Although the CPSC took action against the use of asbestos in many consumer products, asbestos is still not banned and is still used widely for certain applications. The 2001 Mineral Commodity Summary for Asbestos from the U.S. Geological Survey (USGS) reported 61% of the asbestos used in the United States (in 2000) was in roofing products, 19% in friction products, 13% in gaskets, and 7% was classified as 'other'.
Even today, almost none of the products containing asbestos are labeled as such. This clearly makes it difficult for consumers to choose products that are asbestos-free. According to the CPSC, as of May 2003:
"The extent of current asbestos product labeling is limited. Except for products which are sold unwrapped, such as millboard; and asbestos-cement sheet, all products are labeled with the name of the manufacturer or distributor. Only asbestos paper and furnace cement are labeled as containing asbestos. Non-asbestos substitutes for all asbestos products are widely available to the public for household uses."
(CPSC May 28, 2003, CANCER HAZARD! CPSC Warns About Asbestos in Consumer Products: Safety Alert)www.cpsc.gov/CPSCPUB/PUBS/5080.html

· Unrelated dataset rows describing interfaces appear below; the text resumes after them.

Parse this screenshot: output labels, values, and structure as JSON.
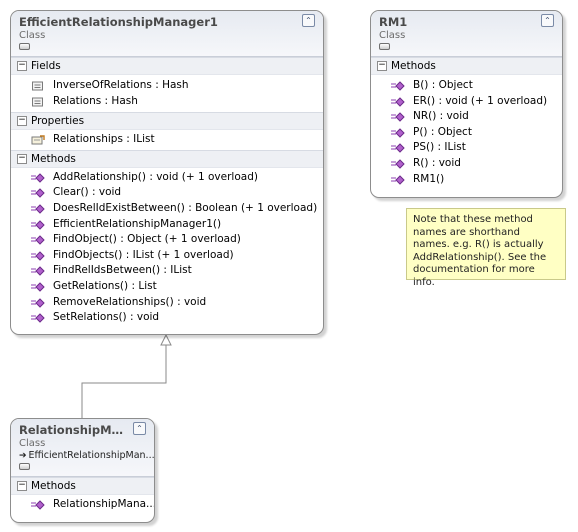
{
  "colors": {
    "purple_method": "#8e3fb0",
    "header_bg": "#e6eaf1",
    "note_bg": "#ffffc4"
  },
  "efficient": {
    "name": "EfficientRelationshipManager1",
    "stereotype": "Class",
    "fields_title": "Fields",
    "fields": [
      "InverseOfRelations : Hash",
      "Relations : Hash"
    ],
    "properties_title": "Properties",
    "properties": [
      "Relationships : IList"
    ],
    "methods_title": "Methods",
    "methods": [
      "AddRelationship() : void (+ 1 overload)",
      "Clear() : void",
      "DoesRelIdExistBetween() : Boolean (+ 1 overload)",
      "EfficientRelationshipManager1()",
      "FindObject() : Object (+ 1 overload)",
      "FindObjects() : IList (+ 1 overload)",
      "FindRelIdsBetween() : IList",
      "GetRelations() : List",
      "RemoveRelationships() : void",
      "SetRelations() : void"
    ]
  },
  "rm1": {
    "name": "RM1",
    "stereotype": "Class",
    "methods_title": "Methods",
    "methods": [
      "B() : Object",
      "ER() : void (+ 1 overload)",
      "NR() : void",
      "P() : Object",
      "PS() : IList",
      "R() : void",
      "RM1()"
    ]
  },
  "relmgr": {
    "name": "RelationshipMan...",
    "stereotype": "Class",
    "base": "EfficientRelationshipMan...",
    "methods_title": "Methods",
    "methods": [
      "RelationshipMana..."
    ]
  },
  "note": {
    "text": "Note that these method names are shorthand names. e.g. R() is actually AddRelationship().  See the documentation for more info."
  },
  "icons": {
    "collapse": "double-chevron-up-icon",
    "field": "field-icon",
    "property": "property-icon",
    "method": "method-icon",
    "inherit_arrow": "arrow-right-icon"
  }
}
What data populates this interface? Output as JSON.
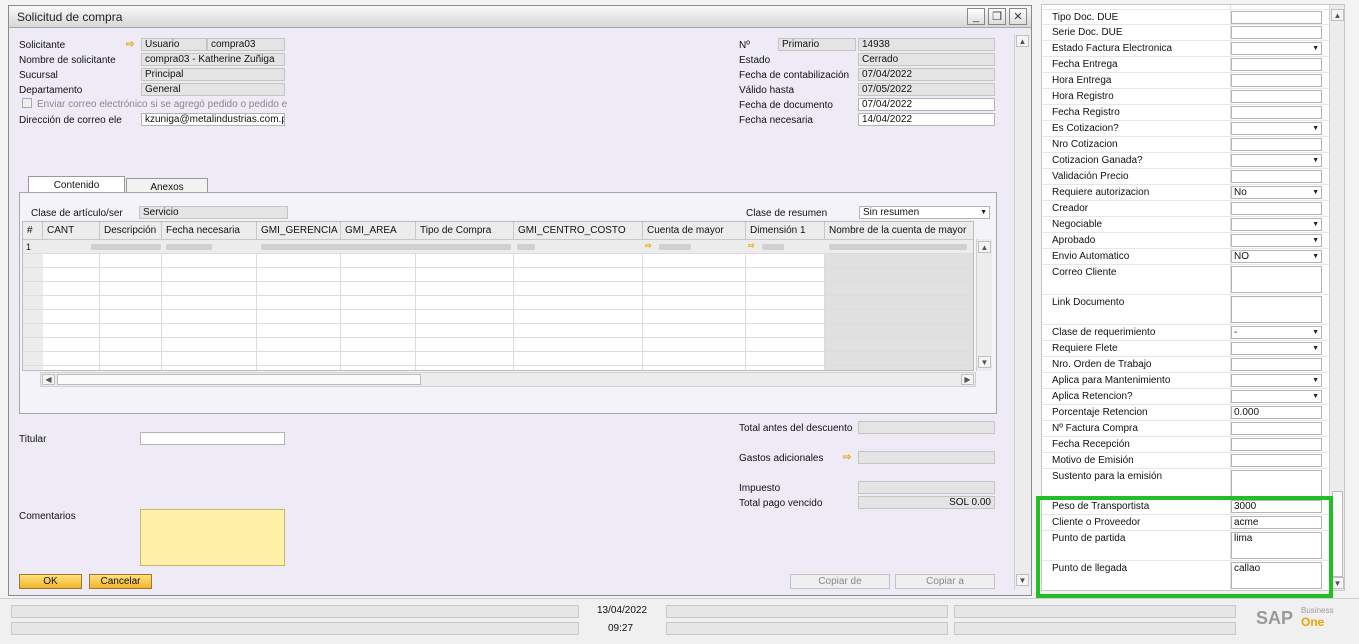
{
  "window": {
    "title": "Solicitud de compra"
  },
  "header_left": {
    "solicitante_label": "Solicitante",
    "solicitante_type": "Usuario",
    "solicitante_value": "compra03",
    "nombre_label": "Nombre de solicitante",
    "nombre_value": "compra03 - Katherine Zuñiga",
    "sucursal_label": "Sucursal",
    "sucursal_value": "Principal",
    "departamento_label": "Departamento",
    "departamento_value": "General",
    "enviar_label": "Enviar correo electrónico si se agregó pedido o pedido e",
    "correo_label": "Dirección de correo ele",
    "correo_value": "kzuniga@metalindustrias.com.pe"
  },
  "header_right": {
    "no_label": "Nº",
    "serie_value": "Primario",
    "no_value": "14938",
    "estado_label": "Estado",
    "estado_value": "Cerrado",
    "fcont_label": "Fecha de contabilización",
    "fcont_value": "07/04/2022",
    "valido_label": "Válido hasta",
    "valido_value": "07/05/2022",
    "fdoc_label": "Fecha de documento",
    "fdoc_value": "07/04/2022",
    "fnec_label": "Fecha necesaria",
    "fnec_value": "14/04/2022"
  },
  "tabs": {
    "contenido": "Contenido",
    "anexos": "Anexos"
  },
  "content": {
    "clase_label": "Clase de artículo/ser",
    "clase_value": "Servicio",
    "resumen_label": "Clase de resumen",
    "resumen_value": "Sin resumen",
    "columns": [
      "#",
      "CANT",
      "Descripción",
      "Fecha necesaria",
      "GMI_GERENCIA",
      "GMI_AREA",
      "Tipo de Compra",
      "GMI_CENTRO_COSTO",
      "Cuenta de mayor",
      "Dimensión 1",
      "Nombre de la cuenta de mayor"
    ],
    "row1_num": "1"
  },
  "footer": {
    "titular_label": "Titular",
    "comentarios_label": "Comentarios",
    "total_antes_label": "Total antes del descuento",
    "gastos_label": "Gastos adicionales",
    "impuesto_label": "Impuesto",
    "total_pago_label": "Total pago vencido",
    "total_pago_value": "SOL 0.00",
    "ok_label": "OK",
    "cancel_label": "Cancelar",
    "copiar_de_label": "Copiar de",
    "copiar_a_label": "Copiar a"
  },
  "udf": [
    {
      "label": "Tipo Doc. DUE",
      "value": ""
    },
    {
      "label": "Serie Doc. DUE",
      "value": ""
    },
    {
      "label": "Estado Factura Electronica",
      "value": ""
    },
    {
      "label": "Fecha Entrega",
      "value": ""
    },
    {
      "label": "Hora Entrega",
      "value": ""
    },
    {
      "label": "Hora Registro",
      "value": ""
    },
    {
      "label": "Fecha Registro",
      "value": ""
    },
    {
      "label": "Es Cotizacion?",
      "value": ""
    },
    {
      "label": "Nro Cotizacion",
      "value": ""
    },
    {
      "label": "Cotizacion Ganada?",
      "value": ""
    },
    {
      "label": "Validación Precio",
      "value": ""
    },
    {
      "label": "Requiere autorizacion",
      "value": "No"
    },
    {
      "label": "Creador",
      "value": ""
    },
    {
      "label": "Negociable",
      "value": ""
    },
    {
      "label": "Aprobado",
      "value": ""
    },
    {
      "label": "Envio Automatico",
      "value": "NO"
    },
    {
      "label": "Correo Cliente",
      "value": ""
    },
    {
      "label": "Link Documento",
      "value": ""
    },
    {
      "label": "Clase de requerimiento",
      "value": "-"
    },
    {
      "label": "Requiere Flete",
      "value": ""
    },
    {
      "label": "Nro. Orden de Trabajo",
      "value": ""
    },
    {
      "label": "Aplica para Mantenimiento",
      "value": ""
    },
    {
      "label": "Aplica Retencion?",
      "value": ""
    },
    {
      "label": "Porcentaje Retencion",
      "value": "0.000"
    },
    {
      "label": "Nº Factura Compra",
      "value": ""
    },
    {
      "label": "Fecha Recepción",
      "value": ""
    },
    {
      "label": "Motivo de Emisión",
      "value": ""
    },
    {
      "label": "Sustento para la emisión",
      "value": ""
    },
    {
      "label": "Peso de Transportista",
      "value": "3000"
    },
    {
      "label": "Cliente o Proveedor",
      "value": "acme"
    },
    {
      "label": "Punto de partida",
      "value": "lima"
    },
    {
      "label": "Punto de llegada",
      "value": "callao"
    }
  ],
  "statusbar": {
    "date": "13/04/2022",
    "time": "09:27",
    "brand_sap": "SAP",
    "brand_business": "Business",
    "brand_one": "One"
  },
  "colors": {
    "highlight": "#1fbf26",
    "ok_button": "#f3b52d",
    "comentarios_bg": "#fff0a8"
  }
}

A partial list of products that still contain asbestos can be found at:www.epa.gov/earth1r6/6pd/asbestos/asbmatl.htm
It is presented below as well.
"Asbestos Containing Materials: Sample List of Suspect Asbestos-Containing Materials"
- Cement Pipes
- Elevator Brake Shoes
- Cement Wallboard
- HVAC Duct Insulation
- Cement Siding
- Boiler Insulation
- Asphalt Floor Tile
- Breaching Insulation
- Vinyl Floor Tile
- Ductwork Flexible Fabric Connections
- Vinyl Sheet Flooring
- Cooling Towers
- Flooring Backing
- Pipe Insulation (corrugated air-cell, block, etc.)
- Construction Mastics (floor tile, carpet, ceiling tile, etc.)
- Heating and Electrical Ducts
- Acoustical Plaster
- Electrical Panel Partitions
- Decorative Plaster
- Electrical Cloth
- Textured Paints/Coatings
- Electric Wiring Insulation
- Ceiling Tiles and Lay-in Panels
- Spray-Applied Insulation
- Roofing Shingles
- Blown-in Insulation
- Roofing Felt
- Fireproofing Materials
- Base Flashing
- Taping Compounds (thermal)
- Thermal Paper Products
- Packing Materials (for wall/floor penetrations)
- Fire Doors
- High Temperature Gaskets
- Laboratory Hoods/Table Tops
- Laboratory Gloves
- Fire Blankets
- Joint Compounds
- Fire Curtains
- Vinyl Wall Coverings
- Elevator Equipment Panels
- Spackling Compounds
- Berry, M. (1997). "Mesothelioma incidence and community asbestos exposure." Environ Res 75(1): 34-40.
- Detroit Free Press. (1/22/04). "Dearborn factory spewed asbestos; U.S. is probing how widely the danger spread." by Hugh McDiarmid Jr.
- Greenberg, M. and T. A. Davies (1974). "Mesothelioma register 1967-68." Br J Ind Med 31(2): 91-104.
- Lieben, J. and H. Pistawka (1967). "Mesothelioma and asbestos exposure." Arch Environ Health 14(4): 559-63.
- National Center for Health Statistics (NCHS) (2003). "Multiple Cause of Death files, 1985-1999."
- National Institute for Occupational Safety and Health (NIOSH) (2002). "Work-related lung disease surveillance report." Division of Respiratory Disease Studies.
- Nicholson, W. J., E. J. Swoszowski, Jr., et al. (1979). "Asbestos contamination in United States schools from use of asbestos surfacing materials." Ann N Y Acad Sci 330: 587-96.
- Occupational Safety and Health Administration (2004). "Safety and Health Topics: Asbestos." Viewable on the web at:www.osha.gov/SLTC/asbestos/index.html
- Stein, R.C., J.Y. Kitajewska, et al. (1989). "Pleural mesothelioma resulting from exposure to amosite asbestos in a building." Journal of Respiratory Medicine 83: 237-39.
- The Washington Post. (10/3/03). "Md. Workers Are Warned About Asbestos; Former Beltsville Plant's Employees and Others Were Exposed to Toxic Material." by Avram Goldstein.